County Alabama - History of Sequoyah Caverns
The property that includes
Sequoyah Caverns was obtained by Abner Ellis through the
provisions of the Homestead Act of 1862. Ellis began
homesteading proceedings in the 1800's and obtained the land
patent to the cave property in 1890. In exploring and
developing the property, Ellis and his bride, Harriet Serena
Hawkins, discovered the Caverns and became interested in
them. During his exploration of the Caverns, he found salt
troughs, cooking pottery and other artifacts in the large
entrance room. Because of this, and the smoke blackened
walls and ceiling, he named it the Cherokee Cooking room.
Ellis was extremely interested in the youth of his day and
on weekends they would congregate at his home, located
almost at the mouth of the cave, and would explore the
Caverns with him. During this period and through the ensuing
years, the artifacts were carried away by these young
explorers and those that followed them. It is a known fact
that both the Cherokees and Creeks lived in the cave.
Names, initials and dates going back to 1824 have been found on the cave
walls and formations. Old timers in the area say they have been there as
long as they can remember. On one large column, now named the Sam Houston
Column, is inscribed "Sam Houston, 1830". This is believed to be authentic,
and could well be, as Sam Houston lived with the Cherokee Indians for some
years and the story has been passed down that he married one of Sequoyah’s
Early white settlers held square dances and old time "singings" in the Caverns for many years and explored them by torchlight.
The cave is shown on official TVA maps as Ellis Cave after it’s original owner. However, in 1963 when its present development was started by Clark Byers and Alva Hammond, they named it Sequoyah Caverns after the famed Cherokee. There is no definite proof that he ever entered the Caverns. He did teach and live in the area and in all probability visited with the members of his tribe that lived there.
Today the Caverns are beautifully lighted. The conducted tours, taking approximately 45 minutes, traverse smooth and almost level walk-ways through a veritable "fairyland" of beautifully colored formations and looking-glass rimstone pools.
An authentic log cabin, built during the early 1800’s has been given to the Caverns by the descendents of L. Russell Brown, an early pioneer of the area. It has been moved piece by piece and carefully reconstructed almost on the site of the original Ellis home. The cabin is now a museum of early American artifacts.

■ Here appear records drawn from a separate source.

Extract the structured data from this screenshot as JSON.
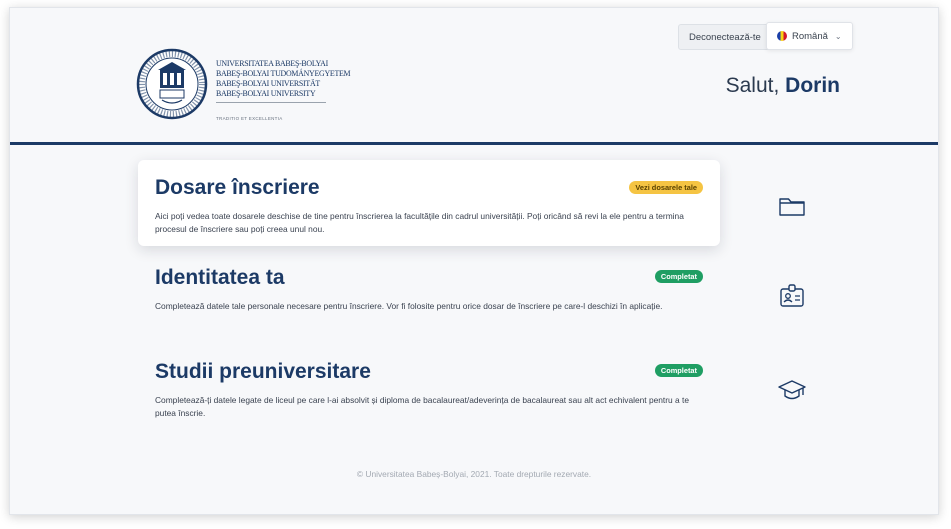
{
  "header": {
    "university_lines": [
      "UNIVERSITATEA BABEŞ-BOLYAI",
      "BABEŞ-BOLYAI TUDOMÁNYEGYETEM",
      "BABEŞ-BOLYAI UNIVERSITÄT",
      "BABEŞ-BOLYAI UNIVERSITY"
    ],
    "motto": "TRADITIO ET EXCELLENTIA",
    "logout_label": "Deconectează-te",
    "language_label": "Română",
    "greeting_prefix": "Salut,",
    "user_name": "Dorin"
  },
  "sections": [
    {
      "title": "Dosare înscriere",
      "badge": "Vezi dosarele tale",
      "badge_color": "#f5c443",
      "description": "Aici poți vedea toate dosarele deschise de tine pentru înscrierea la facultățile din cadrul universității. Poți oricând să revi la ele pentru a termina procesul de înscriere sau poți creea unul nou.",
      "icon": "folder-icon"
    },
    {
      "title": "Identitatea ta",
      "badge": "Completat",
      "badge_color": "#1f9e63",
      "description": "Completează datele tale personale necesare pentru înscriere. Vor fi folosite pentru orice dosar de înscriere pe care-l deschizi în aplicație.",
      "icon": "id-badge-icon"
    },
    {
      "title": "Studii preuniversitare",
      "badge": "Completat",
      "badge_color": "#1f9e63",
      "description": "Completează-ți datele legate de liceul pe care l-ai absolvit și diploma de bacalaureat/adeverința de bacalaureat sau alt act echivalent pentru a te putea înscrie.",
      "icon": "graduation-cap-icon"
    }
  ],
  "footer": {
    "copyright": "© Universitatea Babeș-Bolyai, 2021. Toate drepturile rezervate."
  },
  "colors": {
    "primary": "#1c3a66",
    "page_background": "#f7f8fa"
  }
}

Sequoyah Caverns...conducted tours traverse smooth and almost
level walk-ways through a veritable "fairyland"
of beautifully colored formations.
Sequoyah Caverns and Ellis Homestead
1438 County Road 731
Valley Head, AL 35989